While Lowery is praised for his writing style, he is better known for the actual content and the approach of his articles, which he said he treats like a detective or investigator. The questions he asks himself when developing a story include, “What’s already been written about this? What’s the context I need to know? What’s the history I need to know? How do I build it out?”  

As a college student, Mistry felt that hearing about Lowery’s career development was extremely valuable. He said, “I found the event to be fantastic, in large part because [Lowery] chose to spend close to half the time fielding questions from the audience. People asked him really thoughtful questions about his writing process and how he chooses what to write, and I think he did a great job highlighting the difficulties of writing thoughtful work for such a prestigious newspaper.”

Not only has Lowery’s writing style evolved over time but so have his topical interests. While he originally covered politics, he now primarily covers issues of law enforcement and justice.  

Lowery discussed that evolution, explaining, “I think that the job I have now is not a job that four years ago I would’ve predicted. I didn’t quite know what I was going to be doing.”

As a result of his love for telling stories, Lowery has also written a bestselling book entitled, “They Can’t Kill Us All,” which is under development as a television series with AMC.

“The thing about a book is you’re not confined to traditional style or traditional space or traditional length,” Lowery said on the difference between books and articles. “You’ve got so much more time and so much more space.
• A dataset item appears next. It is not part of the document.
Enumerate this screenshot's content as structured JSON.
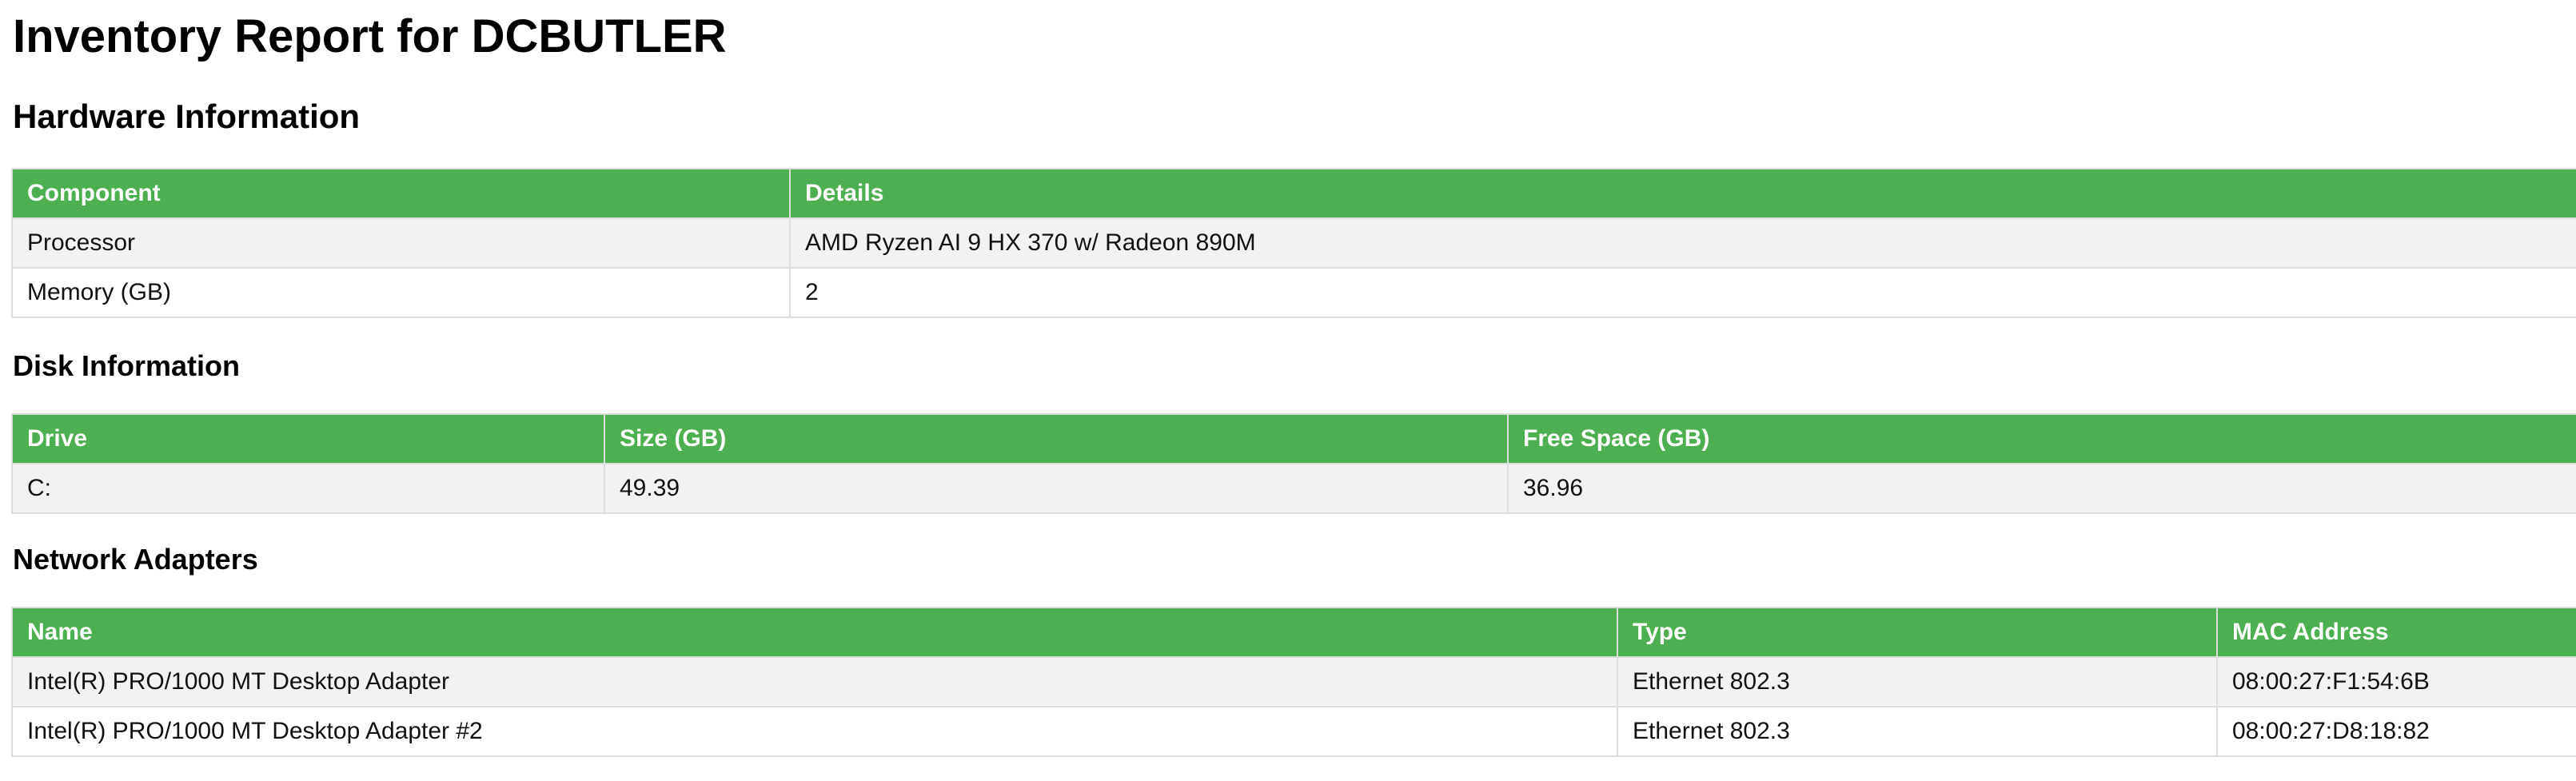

It allows you to, kind of, include all the B sides; all the little pieces of string inside interviews, inside details that maybe you couldn’t get into the newspaper that day.”

Shirley Wormser Professor of Journalism and Media Writing Jim Sheeler stressed the importance of holding onto the emotions which come with storytelling and of Lowery’s elaboration on that aspect of journalism during the lecture and Q&A.

“You have to feel it in order to realize what the story behind the story is, and that’s what [Lowery is] an expert at,” said Sheeler, continuing, “finding, not only what the story is behind the story is, but more importantly, who the people are behind that story.”

Sheeler added, “I think it’s extremely important [to have speakers with diverse backgrounds on campus]. You only see through the eyes that you have, and you need, to be around people who have those different experiences in order to shape [your] own.”

Lowery also offered some advice to college students looking to go into the journalism field: “I think that the most important advice is that journalism, reporting, writing and interviewing are trades, they’re not academic fields. They’re things that, the more you do them the better you are at them, and because of that, you can begin your journalism career right now.”